Harrison has added muscle to his already impressive frame, and he will have once again have the luxury of a full preseason in 2021. Under Larry Johnson, players typically don’t plateau or regress — they get noticeably better. That is why I have optimism for the junior’s third season. He is no longer viewed as a rotational player. Harrison is expected to be a veteran leader on the defensive line, and I think we see double-digit sacks from him. That should keep him on multiple watch lists throughout the season.

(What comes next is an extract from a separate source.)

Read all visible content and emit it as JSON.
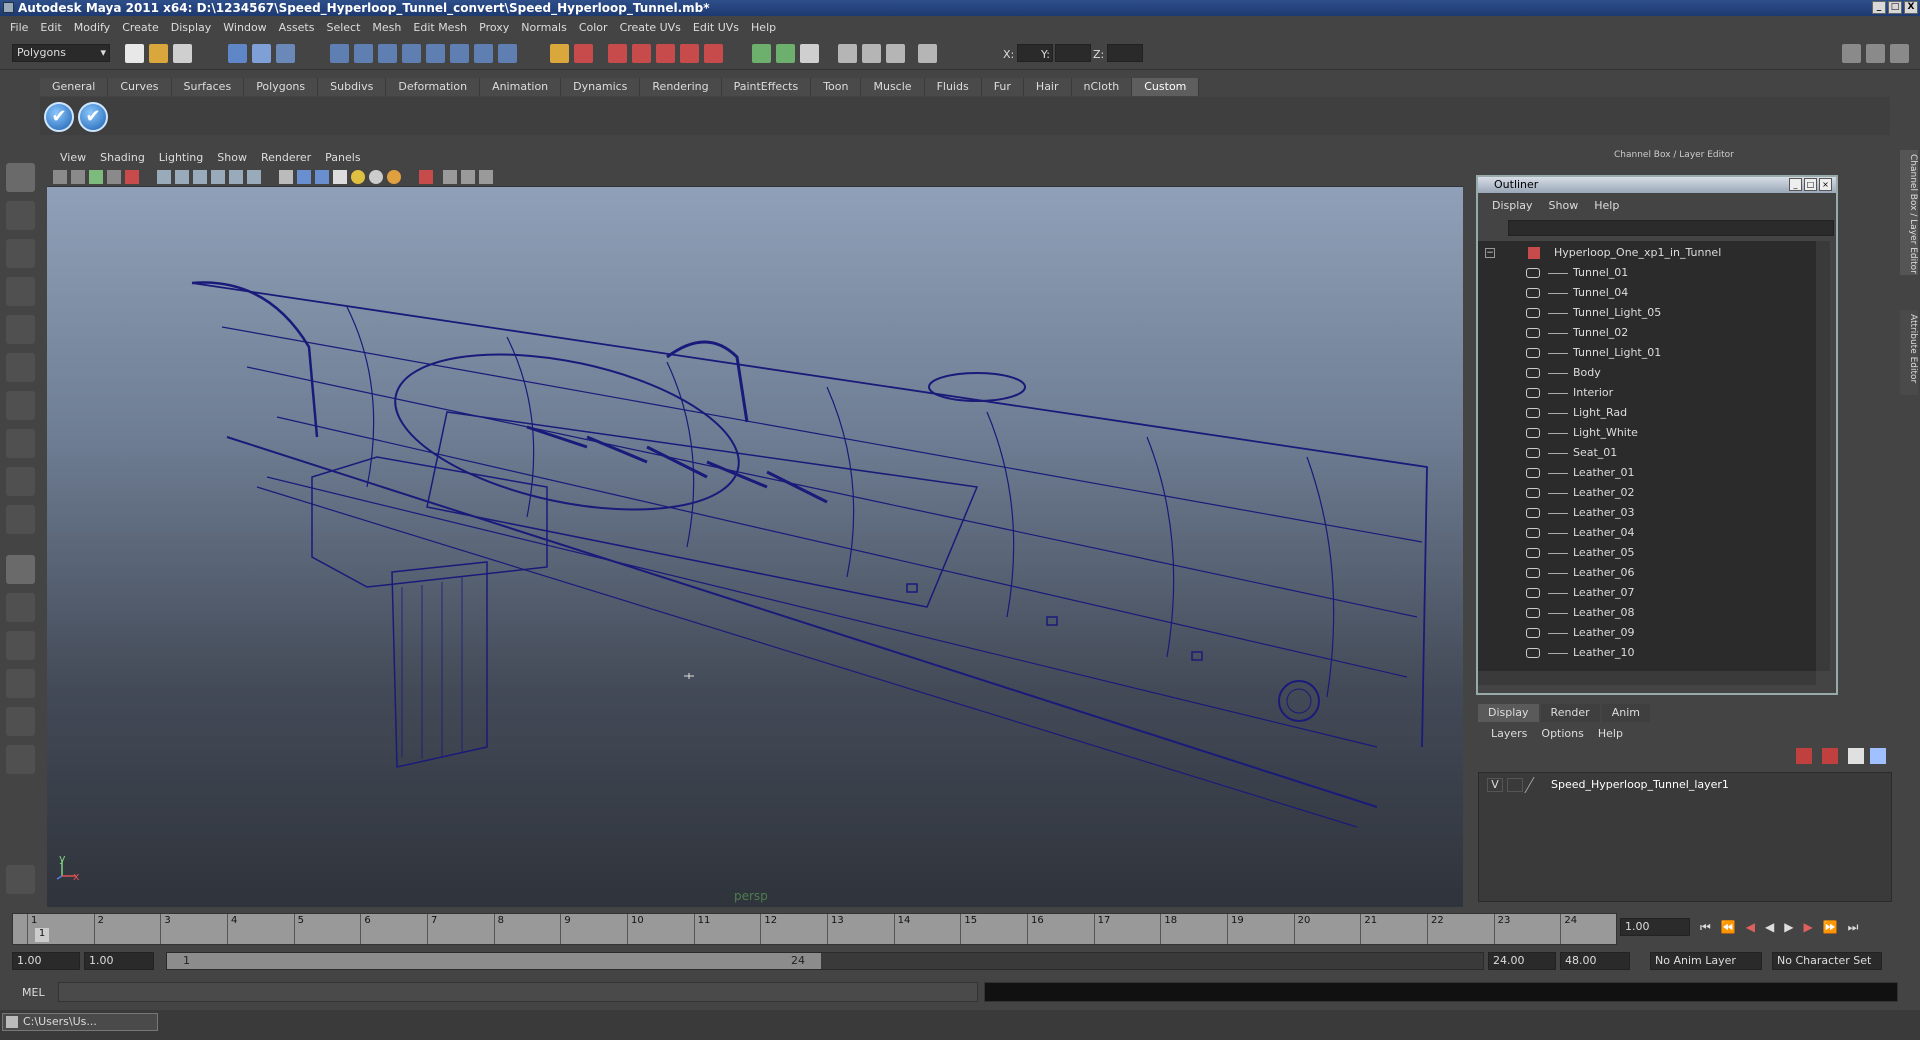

Sevyn Banks is officially being hyped as the next star from “DB U”. While that might seem like a stretch on the surface, especially for a cornerback with two career interceptions, Banks is deserving of the hype due to his combination of athleticism, cover skills, and ability to read plays. Lockdown corners are rarely targeted, so interceptions are often harder to come by. Jeff Okudah was a great example. Okudah did not register a pick until his junior season, but he had the ability to blanket receivers and limit their production.
Banks is viewed in a similar light. He has prototypical size at 6’1” and 200 pounds, 4.4 speed, and the athleticism to turn and run with any receiving threat on the other side. He will be matched up against most, if not all, of the opponent’s top pass catchers. NFL scouts love his potential, and they will love his play in 2021. Banks could shine even brighter if the secondary takes some time to gel and improve upon last year’s performance. He could be the “knight in shining armor” who keeps them afloat. Do not be surprised if he more than doubles his interception total, and becomes the first Ohio State Thorpe Award winner in more than a decade. I think Thorpe is much more likely than the Nagurski for OSU’s top cover guy.